The law strengthened accountability and transparency in the use of public resources through increased parliamentary oversight over the executive, and restored credibility and predictability of the national budget, according to the Civil Society Advocacy Group (CSBAG).

During his tenure as PS/ST, Muhakanizi was always opposed to high borrowing rates and supplementary budgets, a position he shared with Mutebile. He argued that with strict budget discipline, there would be minimal need for borrowing.

He also advocated for more concessionary borrowing as opposed to commercial, arguing that the debt-to-GDP ratio should be limited to below 50 per cent. He left it at around 45 per cent before rising to 52 per cent two years later.

His tough stance on some economic issues including borrowing, supplementary budgets and the creation of new districts usually set him against the executive, including President Yoweri Kaguta Museveni.

Former state minister for Finance, Mwesigwa Rukutana in tribute says Muhakanizi was the only person he knew who could publicly oppose the president provided he believed in his own view.

“Most People, including me at first, thought Keith was an arrogant, defiant man because of these qualities. Once he thought he was right, he could date anyone,” says Rukutana, who was once his supervisor.

“In my 30 years of political life, Keith is the only government official I ever saw, so many times, telling the president to his face; “Your excellency, we cannot do that”, or even interrupting him in speech,” he says. He, however, describes him as harbouring “a humble, obedient and advisable servant.”

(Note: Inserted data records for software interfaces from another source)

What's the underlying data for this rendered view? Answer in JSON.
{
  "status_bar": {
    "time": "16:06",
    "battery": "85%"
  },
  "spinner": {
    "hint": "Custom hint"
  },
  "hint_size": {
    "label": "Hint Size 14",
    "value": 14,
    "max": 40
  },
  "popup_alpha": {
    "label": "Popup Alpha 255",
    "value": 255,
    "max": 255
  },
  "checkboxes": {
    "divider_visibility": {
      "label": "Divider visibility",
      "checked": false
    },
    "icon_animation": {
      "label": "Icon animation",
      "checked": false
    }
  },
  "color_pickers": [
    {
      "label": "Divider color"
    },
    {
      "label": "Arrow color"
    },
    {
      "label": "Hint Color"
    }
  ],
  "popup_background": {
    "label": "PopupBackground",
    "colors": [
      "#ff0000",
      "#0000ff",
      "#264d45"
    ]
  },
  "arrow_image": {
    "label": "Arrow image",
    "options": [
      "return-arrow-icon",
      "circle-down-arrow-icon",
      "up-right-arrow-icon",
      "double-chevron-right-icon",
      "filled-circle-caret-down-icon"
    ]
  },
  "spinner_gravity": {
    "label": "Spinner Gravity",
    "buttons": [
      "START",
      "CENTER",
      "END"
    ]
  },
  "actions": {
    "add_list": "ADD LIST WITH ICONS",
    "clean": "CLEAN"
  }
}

However, some policies accredited to Muhakanizi have also faced criticism. The economic liberalisation and privatisation policies were criticised for creating new challenges including a class of middlemen who “poached” on the earnings of primary producers like farmers.

They were also blamed for what is dubbed “over-privatisation” because some entities and services should have remained in the hands of the government especially to cater for a disadvantaged poor group.

Recently Museveni said he shouldn’t have followed Mutebile and Muhakanizi’s advice to sell Uganda Commercial Bank (UCB) against the advice of its former managing director Prof Ezra Suruma.

Muhakanizi also faced criticism when he opposed a 2019 directive by President Museveni that state minister Evelyn Anite commissions an audit of the then-ailing Uganda Telecom Ltd (UTL). The standoff with Anite was resolved when the Auditor General took over the process.

Muhakanizi later explained that he was not opposed to auditing the company, but that he could not allow Anite to appoint the auditor. In 2016, Muhakanizi and Finance minister Matia Kasaija were accused of seeking personal benefits when they waived tariffs on imports of unprocessed rice.

At a more personal level, Muhakanizi was accused of grabbing land and evicting over 100 people from 500 acres in the Lyantonde district in 2006. He advised the affected people to go to court if they felt he had illegally taken their land.

Muhakanizi was chairman of several boards including the Economic Policy Research Centre (EPRC), East African Development Bank (EADB) and Housing Finance Bank (HFB) as well as sitting on the board of the Bank of Uganda. When he joined OPM as the chief technocrat, Muhakanizi promised transformation, discipline and results.

“Keith assured us that he would stand up for and defend any technical staff who was doing the right thing and following the law, but that he would never protect wrongdoing from or by anyone. With that charge, we knew that a new era had arrived at OPM,” says Julius Mucunguzi, recently, the head of communications.

“On work, he often told us that work is equal to force X distance, and said, a number of us were applying a lot of force, but moving no distance, and that as such, there was no work being done– advising that we should focus on both effort and results,” adds Mucunguzi.

On his health, the PS made his staff aware that he was not doing well, but that nevertheless, he was ready to work.

“We knew, and he told us that he was unwell and would routinely go for treatment, but every moment we had with Keith was a moment of great learning and growth. It is sad that he has gone, but I must say that he lived a full  impactful life.”